▶ **What you are asked to do**
Could you repeat the whole listing below exactly as it stands?
- Opening Delimiter -
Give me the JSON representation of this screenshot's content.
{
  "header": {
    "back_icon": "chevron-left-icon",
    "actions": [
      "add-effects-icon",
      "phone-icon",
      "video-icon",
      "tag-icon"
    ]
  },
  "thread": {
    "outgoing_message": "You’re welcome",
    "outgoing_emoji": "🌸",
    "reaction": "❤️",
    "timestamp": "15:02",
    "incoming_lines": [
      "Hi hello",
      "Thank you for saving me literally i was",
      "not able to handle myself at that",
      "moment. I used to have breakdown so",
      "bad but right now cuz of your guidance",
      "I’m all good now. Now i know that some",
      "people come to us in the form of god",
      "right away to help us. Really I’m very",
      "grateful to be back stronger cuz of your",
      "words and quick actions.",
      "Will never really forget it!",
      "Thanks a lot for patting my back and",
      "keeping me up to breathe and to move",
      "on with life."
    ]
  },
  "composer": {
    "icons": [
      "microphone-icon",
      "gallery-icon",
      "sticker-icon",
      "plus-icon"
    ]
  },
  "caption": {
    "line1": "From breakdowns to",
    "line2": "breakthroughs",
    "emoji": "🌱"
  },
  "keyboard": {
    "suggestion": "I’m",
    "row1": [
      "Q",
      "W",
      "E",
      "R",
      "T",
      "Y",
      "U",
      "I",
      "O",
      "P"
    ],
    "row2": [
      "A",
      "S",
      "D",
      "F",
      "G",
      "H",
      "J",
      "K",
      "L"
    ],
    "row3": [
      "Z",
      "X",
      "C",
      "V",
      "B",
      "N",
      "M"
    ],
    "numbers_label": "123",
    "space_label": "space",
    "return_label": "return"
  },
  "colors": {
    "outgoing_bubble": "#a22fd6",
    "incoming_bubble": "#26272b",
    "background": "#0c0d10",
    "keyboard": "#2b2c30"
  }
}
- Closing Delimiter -
▶ **Written solution**
Give me the JSON representation of this screenshot's content.
{
  "header": {
    "back_icon": "chevron-left-icon",
    "actions": [
      "add-effects-icon",
      "phone-icon",
      "video-icon",
      "tag-icon"
    ]
  },
  "thread": {
    "outgoing_message": "You’re welcome",
    "outgoing_emoji": "🌸",
    "reaction": "❤️",
    "timestamp": "15:02",
    "incoming_lines": [
      "Hi hello",
      "Thank you for saving me literally i was",
      "not able to handle myself at that",
      "moment. I used to have breakdown so",
      "bad but right now cuz of your guidance",
      "I’m all good now. Now i know that some",
      "people come to us in the form of god",
      "right away to help us. Really I’m very",
      "grateful to be back stronger cuz of your",
      "words and quick actions.",
      "Will never really forget it!",
      "Thanks a lot for patting my back and",
      "keeping me up to breathe and to move",
      "on with life."
    ]
  },
  "composer": {
    "icons": [
      "microphone-icon",
      "gallery-icon",
      "sticker-icon",
      "plus-icon"
    ]
  },
  "caption": {
    "line1": "From breakdowns to",
    "line2": "breakthroughs",
    "emoji": "🌱"
  },
  "keyboard": {
    "suggestion": "I’m",
    "row1": [
      "Q",
      "W",
      "E",
      "R",
      "T",
      "Y",
      "U",
      "I",
      "O",
      "P"
    ],
    "row2": [
      "A",
      "S",
      "D",
      "F",
      "G",
      "H",
      "J",
      "K",
      "L"
    ],
    "row3": [
      "Z",
      "X",
      "C",
      "V",
      "B",
      "N",
      "M"
    ],
    "numbers_label": "123",
    "space_label": "space",
    "return_label": "return"
  },
  "colors": {
    "outgoing_bubble": "#a22fd6",
    "incoming_bubble": "#26272b",
    "background": "#0c0d10",
    "keyboard": "#2b2c30"
  }
}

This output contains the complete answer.